An artist’s guide to saying “no”
by GLORIA MUÑOZ
I am, by nature, an overachiever. If a friend needs a hand, I am instantly there to help. If I can take an extra course, I do. If I can juggle more jobs, than I have waking hours, I find a way to manage. If I get called to volunteer or sub a class for someone, I try my best to be there. Although living like this can get exhausting, I am happy to help others and to learn from new opportunities. I give my time when I can, and at times, when I can’t.
But, living this way can get exhausting. Literally there have been days when (even when my plate it completely full) I find myself wanting to find more hours in the day. But the truth is, there is a finite amount of hours in the day. Whether I like it or not, that’s that.
Creativity takes times. Writing, in particular, takes a lot of time and, I’m ashamed to say it but, when I get incredibly busy, it’s the first thing to fall into the background. How can this be? My writing practice is one of the most important things in my writing. When I’m not writing (or reading), I am thinking about writing. When I go too long without it, my body literally feels imbalanced and unwell. Again, how is writing the first thing to fall off my list when I’m too busy because I’ve said yes to one too many things? There is something wrong with this equation.
I’ve spoken with a few of my writer friends about this conundrum and many of them find themselves in the same boat.
I come from a family of hard working new Americans and, to be frank, busyness has always been something to take pride in. Yet, as I’ve recently learned, saying “yes” to too much can cause people to lack clarity and focus on actual goals.
Lately, I have found myself wanting to say “no” more often. I’ve come to learn that saying “yes” may not always be the best solution. For me, saying “no” is a contributing factor to leading a creative, healthy, productive and happy life. If we constantly say “yes” we will go off to do a thousand unfinished things and never completely, and successfully, finish one. The key comes in the balancing of “yes” and “no.”

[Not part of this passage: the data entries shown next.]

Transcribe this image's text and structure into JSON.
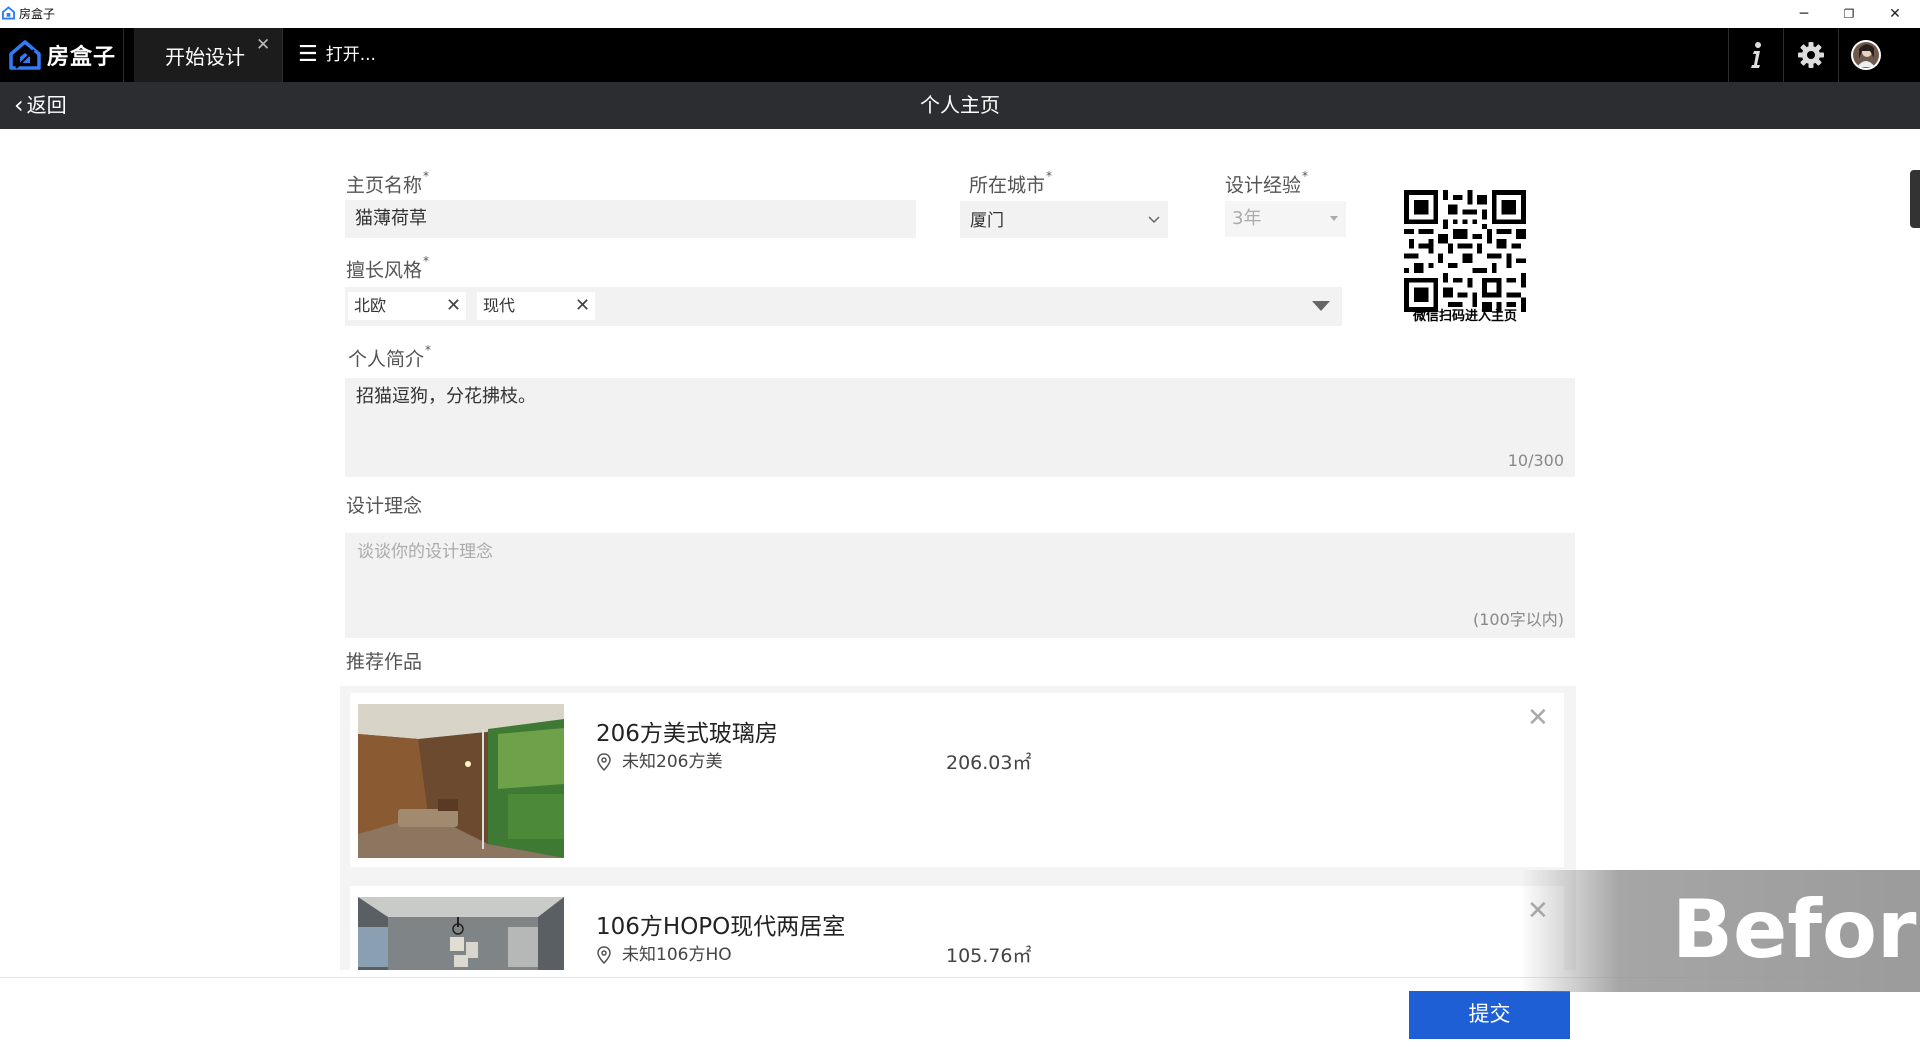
{
  "window": {
    "app_name": "房盒子",
    "minimize": "─",
    "restore": "❐",
    "close": "✕"
  },
  "toolbar": {
    "logo_text": "房盒子",
    "active_tab": "开始设计",
    "tab_close": "✕",
    "open_icon": "☰",
    "open_label": "打开...",
    "icons": [
      "info-icon",
      "gear-icon",
      "avatar"
    ]
  },
  "header": {
    "back_icon": "‹",
    "back_label": "返回",
    "title": "个人主页"
  },
  "form": {
    "homepage_name": {
      "label": "主页名称",
      "value": "猫薄荷草"
    },
    "city": {
      "label": "所在城市",
      "value": "厦门"
    },
    "experience": {
      "label": "设计经验",
      "value": "3年"
    },
    "styles": {
      "label": "擅长风格",
      "tags": [
        "北欧",
        "现代"
      ],
      "tag_remove": "✕"
    },
    "bio": {
      "label": "个人简介",
      "value": "招猫逗狗，分花拂枝。",
      "counter": "10/300"
    },
    "philosophy": {
      "label": "设计理念",
      "placeholder": "谈谈你的设计理念",
      "hint": "(100字以内)"
    },
    "required_mark": "*"
  },
  "qr": {
    "caption": "微信扫码进入主页"
  },
  "works": {
    "label": "推荐作品",
    "remove_icon": "✕",
    "items": [
      {
        "title": "206方美式玻璃房",
        "location": "未知206方美",
        "area": "206.03㎡"
      },
      {
        "title": "106方HOPO现代两居室",
        "location": "未知106方HO",
        "area": "105.76㎡"
      }
    ]
  },
  "footer": {
    "submit_label": "提交"
  },
  "overlay": {
    "text": "Befor"
  },
  "colors": {
    "topbar": "#000000",
    "subbar": "#2b2d30",
    "accent": "#1f5fd6",
    "field_bg": "#f2f2f2"
  }
}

So, yes, I’m on a path of adding “no” to my everyday vocabulary. And you might be too. This of course is easier said than done, so here are a few helpful tips and reminders that I’d like to share with you:
How to balance “yes” and “no”
1. First know that it is 100% okay to say “no.” This means you can say “no” and not feel sorry about it.
2. It’s not rude to say “no,” it’s necessary.
3. “No” is the other side of “yes.” It is at times the more thoughtful and genuine response to a question.
4. Next time you are asked to give of yourself, take a moment to consider your response.
5. Before reluctantly saying “yes,” or thoughtlessly saying “no,” take a moment to think about how your decision will affect your life, attitude and being. Are you saying “yes” to please someone and harm yourself? If so, reconsider, and kindly say “no.”
6. Say “yes” all the time and you’ll become stressed, over exhausted and unable to finish things that matter to you.
7. If you always say “no,” you will close yourself off and not feel the fulfillment of reaching out to others.
8. It is the fine balance of both “yes” and “no” that will help you find the best version of yourself. You need both in your life in order to find your happiness, in order to reach your artistic goals.